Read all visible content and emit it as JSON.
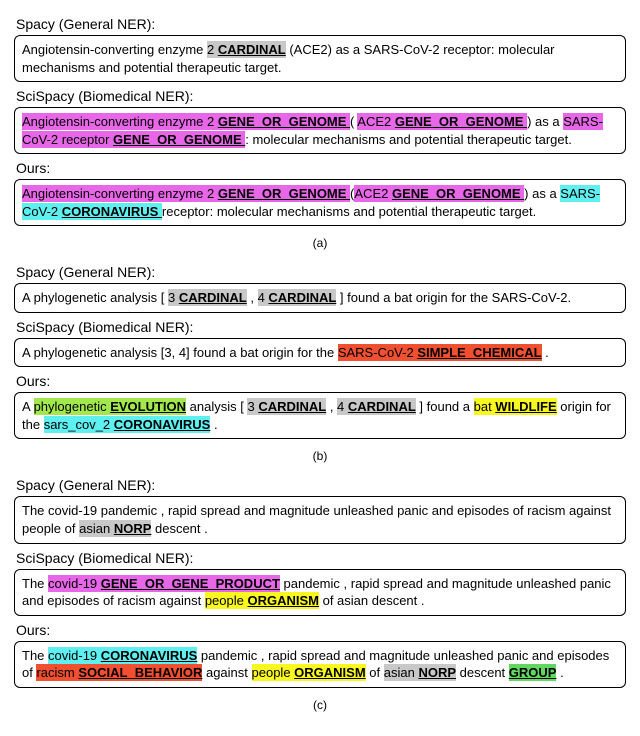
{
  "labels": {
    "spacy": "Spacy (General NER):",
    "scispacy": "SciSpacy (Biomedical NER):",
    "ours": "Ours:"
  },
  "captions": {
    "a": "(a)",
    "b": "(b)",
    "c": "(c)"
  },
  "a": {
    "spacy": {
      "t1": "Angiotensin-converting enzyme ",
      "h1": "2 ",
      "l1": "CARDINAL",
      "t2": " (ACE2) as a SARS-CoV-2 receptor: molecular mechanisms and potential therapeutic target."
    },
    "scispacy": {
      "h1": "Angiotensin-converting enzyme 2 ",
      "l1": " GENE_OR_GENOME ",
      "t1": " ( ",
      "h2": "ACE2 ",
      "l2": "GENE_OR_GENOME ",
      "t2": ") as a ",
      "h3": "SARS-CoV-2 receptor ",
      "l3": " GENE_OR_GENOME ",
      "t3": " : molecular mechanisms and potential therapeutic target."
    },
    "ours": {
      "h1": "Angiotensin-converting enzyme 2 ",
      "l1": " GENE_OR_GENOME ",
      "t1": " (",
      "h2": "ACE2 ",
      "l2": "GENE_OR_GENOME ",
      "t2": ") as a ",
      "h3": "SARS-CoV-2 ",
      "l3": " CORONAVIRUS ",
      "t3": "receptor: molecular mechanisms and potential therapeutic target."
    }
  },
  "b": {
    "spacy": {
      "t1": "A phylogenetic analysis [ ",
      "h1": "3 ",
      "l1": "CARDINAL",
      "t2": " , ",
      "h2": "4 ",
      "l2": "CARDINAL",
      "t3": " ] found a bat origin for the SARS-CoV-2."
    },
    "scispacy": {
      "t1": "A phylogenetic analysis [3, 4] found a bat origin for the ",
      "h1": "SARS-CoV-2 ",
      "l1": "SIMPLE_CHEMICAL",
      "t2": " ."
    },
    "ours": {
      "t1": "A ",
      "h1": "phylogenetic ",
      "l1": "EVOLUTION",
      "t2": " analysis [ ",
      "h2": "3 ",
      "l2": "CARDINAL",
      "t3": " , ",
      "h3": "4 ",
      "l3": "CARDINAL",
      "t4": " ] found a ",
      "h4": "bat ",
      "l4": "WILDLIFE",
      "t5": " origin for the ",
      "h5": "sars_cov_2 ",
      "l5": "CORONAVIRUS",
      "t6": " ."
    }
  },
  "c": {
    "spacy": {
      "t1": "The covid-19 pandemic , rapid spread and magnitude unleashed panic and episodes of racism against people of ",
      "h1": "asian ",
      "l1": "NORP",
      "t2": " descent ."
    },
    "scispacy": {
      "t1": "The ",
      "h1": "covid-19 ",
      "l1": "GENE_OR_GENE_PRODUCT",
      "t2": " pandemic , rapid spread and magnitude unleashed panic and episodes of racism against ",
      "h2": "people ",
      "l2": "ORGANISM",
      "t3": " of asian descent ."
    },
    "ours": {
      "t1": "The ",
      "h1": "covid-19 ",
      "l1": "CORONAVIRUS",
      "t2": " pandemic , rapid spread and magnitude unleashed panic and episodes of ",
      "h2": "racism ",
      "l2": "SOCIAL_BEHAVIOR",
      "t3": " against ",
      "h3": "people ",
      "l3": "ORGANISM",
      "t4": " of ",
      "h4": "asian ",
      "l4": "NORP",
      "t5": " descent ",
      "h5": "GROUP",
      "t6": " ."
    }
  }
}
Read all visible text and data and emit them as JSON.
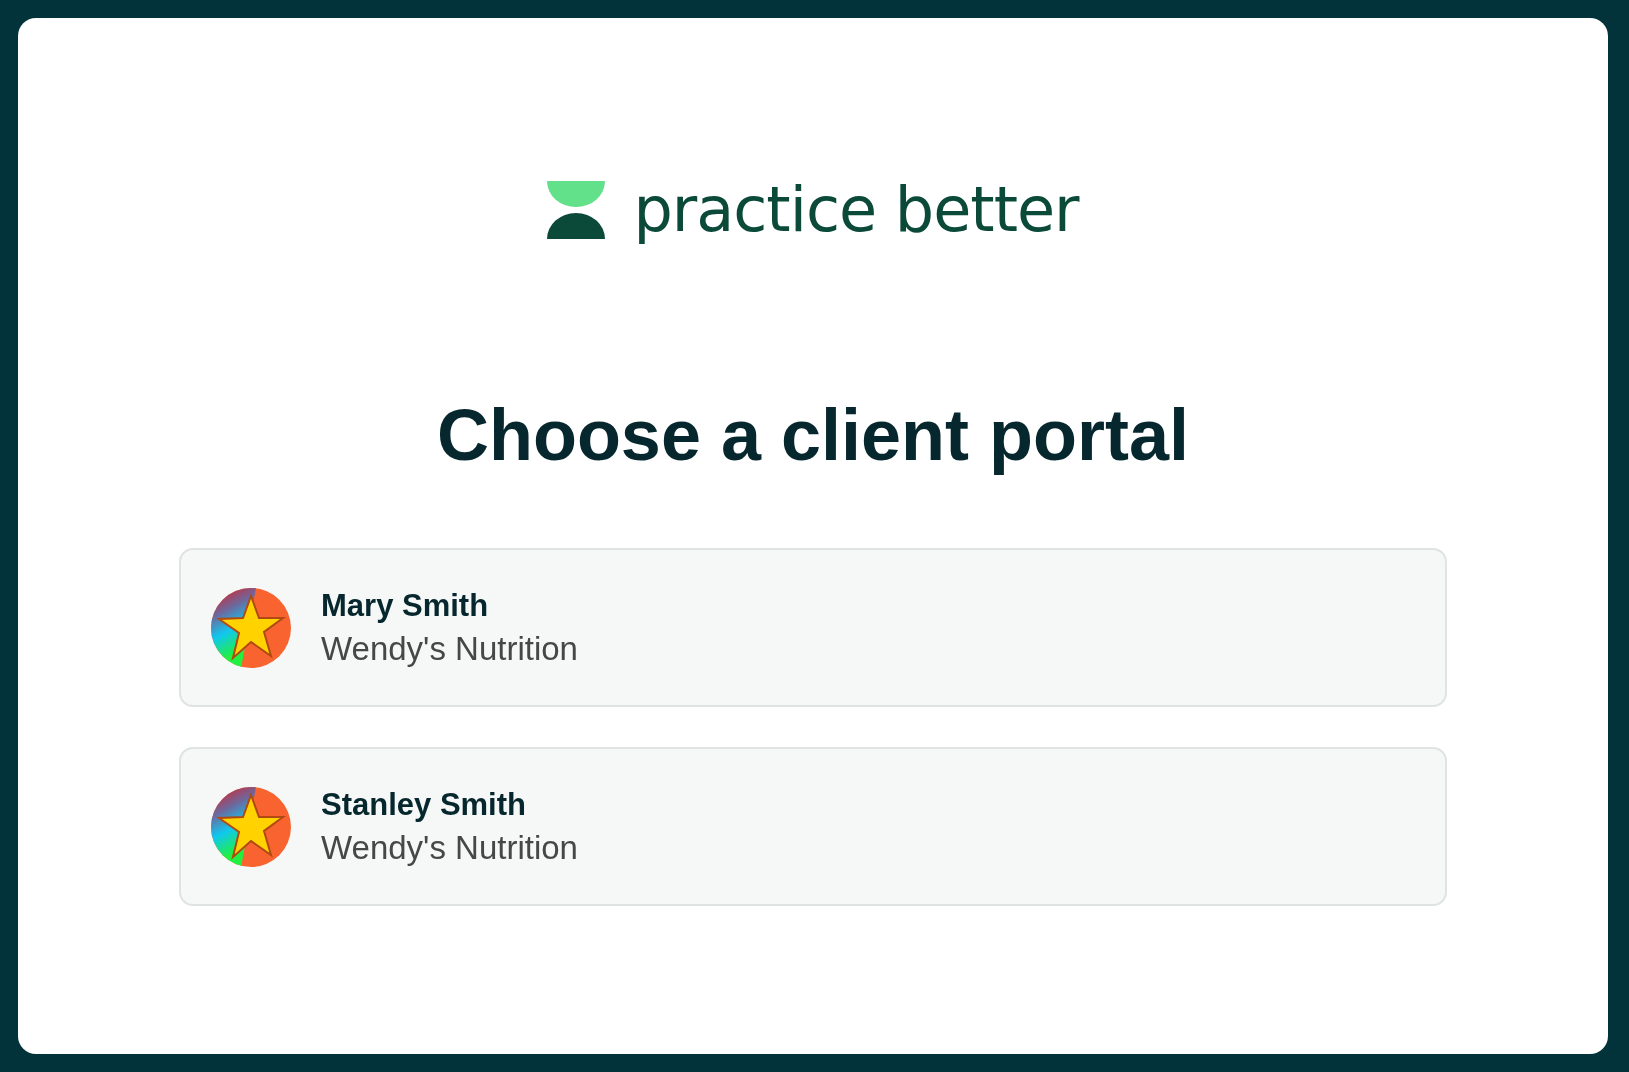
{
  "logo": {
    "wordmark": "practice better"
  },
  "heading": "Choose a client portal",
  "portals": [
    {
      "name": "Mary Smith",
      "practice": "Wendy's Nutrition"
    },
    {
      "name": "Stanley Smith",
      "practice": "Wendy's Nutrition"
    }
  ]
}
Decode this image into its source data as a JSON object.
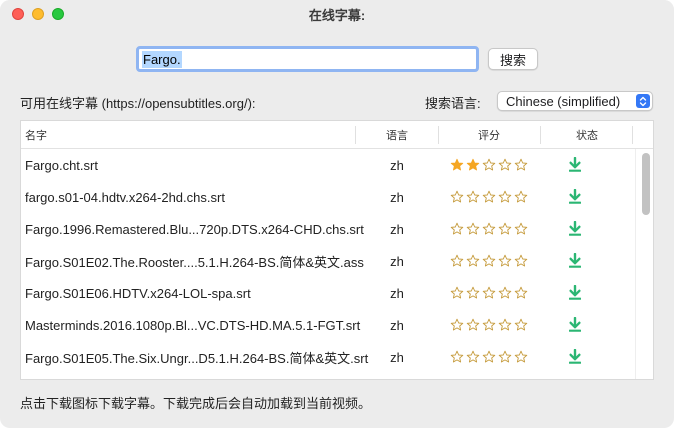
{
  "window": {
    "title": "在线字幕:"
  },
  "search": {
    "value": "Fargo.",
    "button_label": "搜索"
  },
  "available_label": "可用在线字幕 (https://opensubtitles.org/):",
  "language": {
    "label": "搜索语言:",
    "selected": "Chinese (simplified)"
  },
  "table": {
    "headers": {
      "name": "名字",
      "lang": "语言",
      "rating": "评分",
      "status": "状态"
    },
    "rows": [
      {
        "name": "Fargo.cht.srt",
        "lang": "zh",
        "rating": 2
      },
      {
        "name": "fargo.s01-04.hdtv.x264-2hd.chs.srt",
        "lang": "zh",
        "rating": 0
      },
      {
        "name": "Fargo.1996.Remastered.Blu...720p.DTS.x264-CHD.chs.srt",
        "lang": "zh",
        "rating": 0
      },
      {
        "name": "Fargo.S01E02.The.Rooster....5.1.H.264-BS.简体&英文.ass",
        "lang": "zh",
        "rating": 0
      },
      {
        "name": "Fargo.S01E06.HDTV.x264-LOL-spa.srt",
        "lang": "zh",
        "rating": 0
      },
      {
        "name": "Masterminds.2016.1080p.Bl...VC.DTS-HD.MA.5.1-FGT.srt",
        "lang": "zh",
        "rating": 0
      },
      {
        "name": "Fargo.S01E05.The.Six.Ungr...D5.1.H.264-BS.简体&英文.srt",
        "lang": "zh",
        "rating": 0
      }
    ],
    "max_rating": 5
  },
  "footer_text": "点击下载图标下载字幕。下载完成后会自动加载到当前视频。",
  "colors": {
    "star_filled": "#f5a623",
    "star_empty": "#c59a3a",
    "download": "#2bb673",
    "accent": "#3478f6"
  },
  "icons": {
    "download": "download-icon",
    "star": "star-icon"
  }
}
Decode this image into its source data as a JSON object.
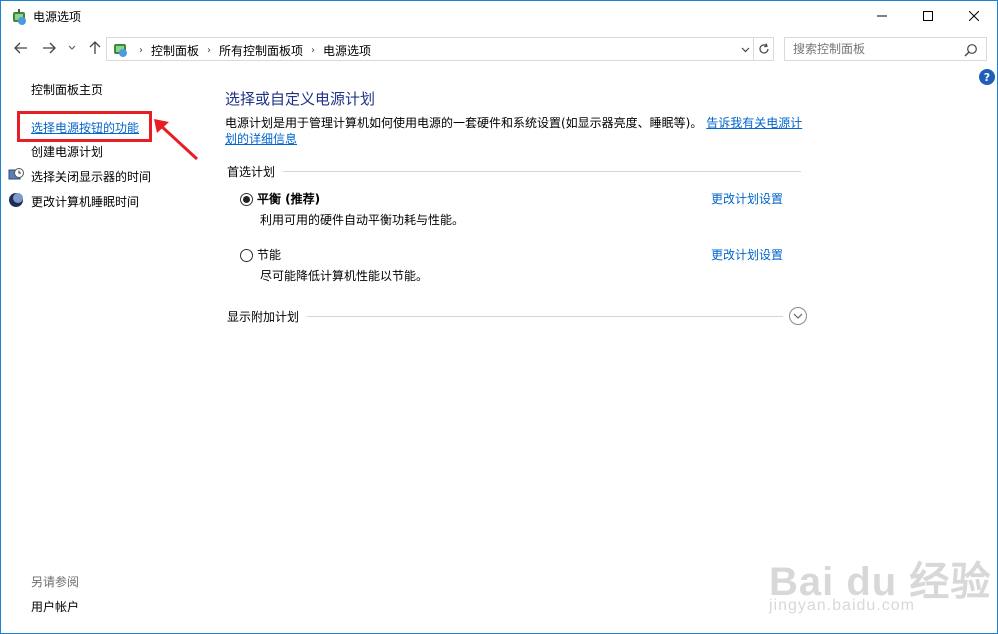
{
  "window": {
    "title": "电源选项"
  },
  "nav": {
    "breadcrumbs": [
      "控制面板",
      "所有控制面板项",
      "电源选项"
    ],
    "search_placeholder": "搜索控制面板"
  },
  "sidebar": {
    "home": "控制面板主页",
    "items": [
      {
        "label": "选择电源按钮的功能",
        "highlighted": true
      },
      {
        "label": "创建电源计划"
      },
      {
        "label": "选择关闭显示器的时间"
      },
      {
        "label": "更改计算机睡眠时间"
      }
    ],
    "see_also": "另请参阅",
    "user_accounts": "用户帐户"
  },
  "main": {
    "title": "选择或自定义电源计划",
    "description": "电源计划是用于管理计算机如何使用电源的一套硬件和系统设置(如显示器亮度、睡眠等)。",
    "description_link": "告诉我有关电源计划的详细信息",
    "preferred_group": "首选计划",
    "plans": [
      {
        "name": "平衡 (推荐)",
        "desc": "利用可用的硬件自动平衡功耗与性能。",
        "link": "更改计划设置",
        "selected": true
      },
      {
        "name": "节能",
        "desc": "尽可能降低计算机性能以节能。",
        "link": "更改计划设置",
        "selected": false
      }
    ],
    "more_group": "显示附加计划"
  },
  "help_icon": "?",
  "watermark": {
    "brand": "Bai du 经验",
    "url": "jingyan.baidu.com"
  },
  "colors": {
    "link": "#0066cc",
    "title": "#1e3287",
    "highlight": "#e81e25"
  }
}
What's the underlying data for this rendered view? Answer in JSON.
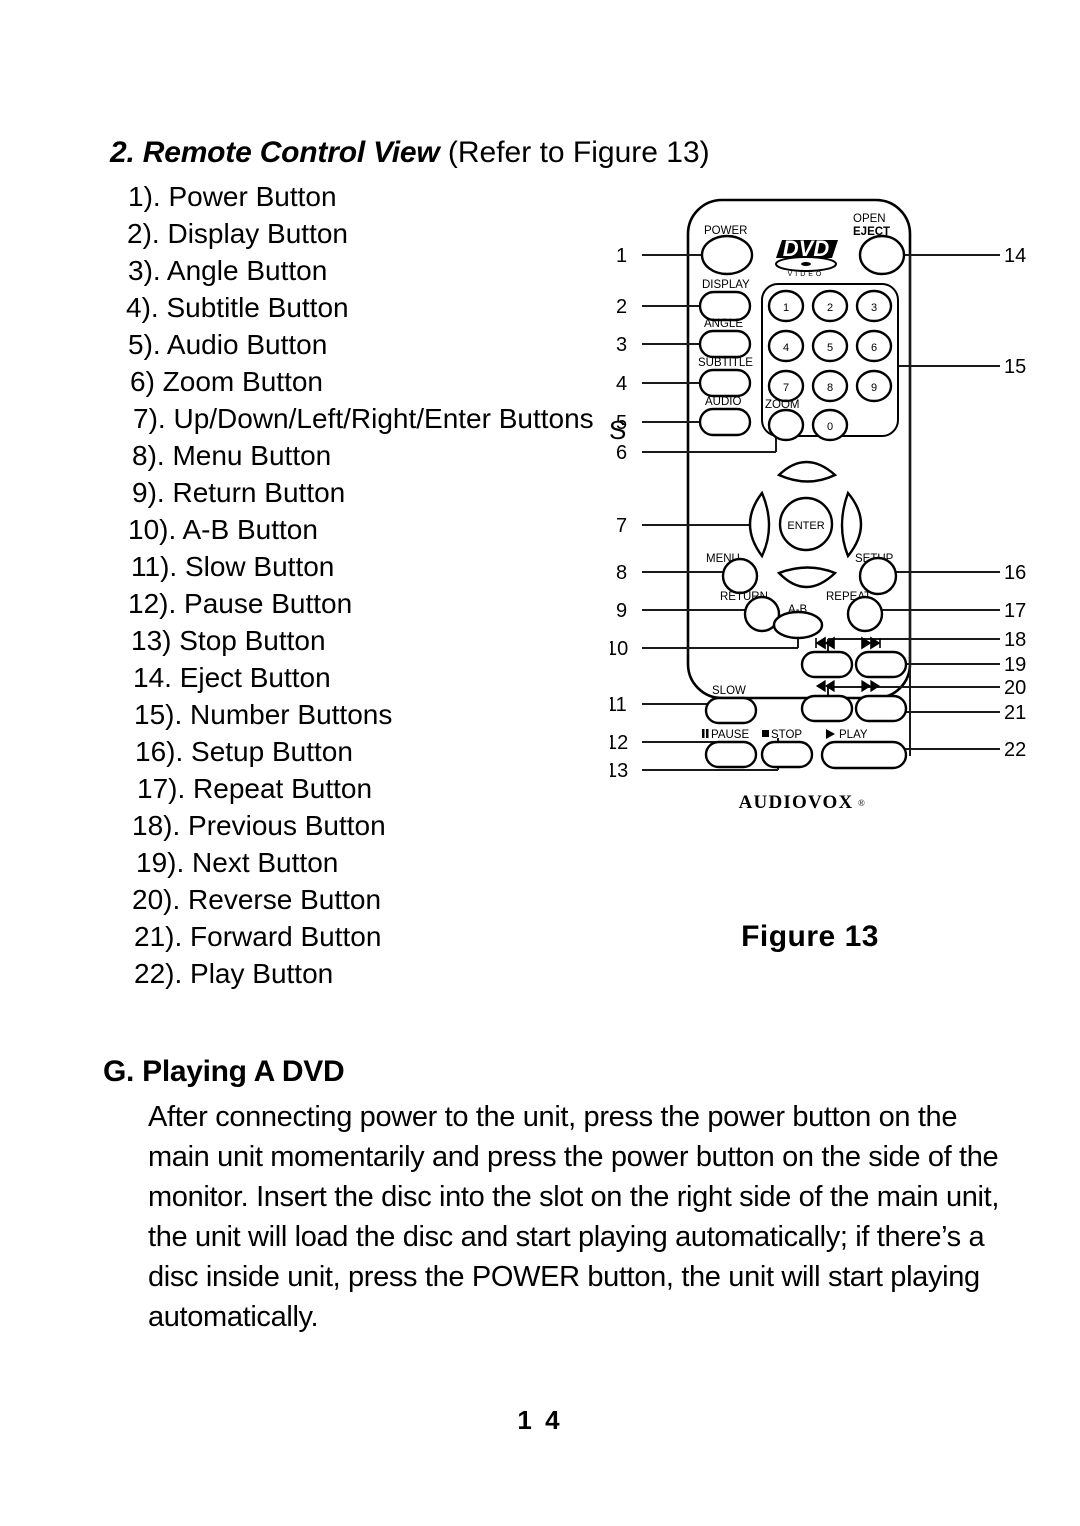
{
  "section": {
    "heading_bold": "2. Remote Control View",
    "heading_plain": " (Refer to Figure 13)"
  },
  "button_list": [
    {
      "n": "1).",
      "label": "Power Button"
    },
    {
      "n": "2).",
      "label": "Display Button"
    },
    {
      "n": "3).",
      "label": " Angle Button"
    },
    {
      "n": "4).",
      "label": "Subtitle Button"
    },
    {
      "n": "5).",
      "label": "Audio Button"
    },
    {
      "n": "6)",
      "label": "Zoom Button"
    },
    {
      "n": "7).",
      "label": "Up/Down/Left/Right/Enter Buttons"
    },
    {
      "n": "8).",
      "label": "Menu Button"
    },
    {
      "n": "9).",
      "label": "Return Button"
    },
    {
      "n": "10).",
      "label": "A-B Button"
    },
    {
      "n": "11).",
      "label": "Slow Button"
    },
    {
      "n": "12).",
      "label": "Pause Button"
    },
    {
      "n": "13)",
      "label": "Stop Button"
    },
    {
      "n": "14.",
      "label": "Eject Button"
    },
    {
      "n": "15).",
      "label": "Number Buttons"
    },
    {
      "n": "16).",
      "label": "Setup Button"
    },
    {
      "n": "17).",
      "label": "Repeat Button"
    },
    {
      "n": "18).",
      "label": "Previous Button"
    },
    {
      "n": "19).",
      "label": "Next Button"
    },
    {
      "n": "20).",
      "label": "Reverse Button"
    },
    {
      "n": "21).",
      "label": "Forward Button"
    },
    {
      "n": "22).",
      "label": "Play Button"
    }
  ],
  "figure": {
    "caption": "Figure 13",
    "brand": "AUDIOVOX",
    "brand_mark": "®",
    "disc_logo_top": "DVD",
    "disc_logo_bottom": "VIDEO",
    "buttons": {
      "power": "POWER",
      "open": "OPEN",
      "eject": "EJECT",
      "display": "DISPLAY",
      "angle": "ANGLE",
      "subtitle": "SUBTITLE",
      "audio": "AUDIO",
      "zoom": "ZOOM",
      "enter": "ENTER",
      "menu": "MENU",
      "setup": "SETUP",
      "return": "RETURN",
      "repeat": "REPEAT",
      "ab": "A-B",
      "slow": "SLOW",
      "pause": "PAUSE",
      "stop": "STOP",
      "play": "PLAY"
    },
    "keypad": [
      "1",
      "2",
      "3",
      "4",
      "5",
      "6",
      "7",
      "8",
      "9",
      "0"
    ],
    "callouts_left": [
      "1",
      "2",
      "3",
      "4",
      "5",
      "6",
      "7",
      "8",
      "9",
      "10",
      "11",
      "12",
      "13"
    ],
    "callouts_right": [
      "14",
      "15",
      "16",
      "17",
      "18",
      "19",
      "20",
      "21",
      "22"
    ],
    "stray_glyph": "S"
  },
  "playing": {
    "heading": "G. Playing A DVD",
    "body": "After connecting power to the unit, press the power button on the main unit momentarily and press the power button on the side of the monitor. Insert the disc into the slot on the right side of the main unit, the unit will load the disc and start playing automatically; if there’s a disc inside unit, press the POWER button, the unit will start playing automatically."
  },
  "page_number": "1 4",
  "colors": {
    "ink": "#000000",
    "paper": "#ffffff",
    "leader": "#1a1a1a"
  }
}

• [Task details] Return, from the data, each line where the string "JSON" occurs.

• [Result of this exercise]
Read all visible content and emit it as JSON.
Read all visible text and data and emit them as JSON.
Decode this image into its source data as a JSON object.
Decode this image into its source data as a JSON object.
What's the underlying data for this rendered view? Answer in JSON.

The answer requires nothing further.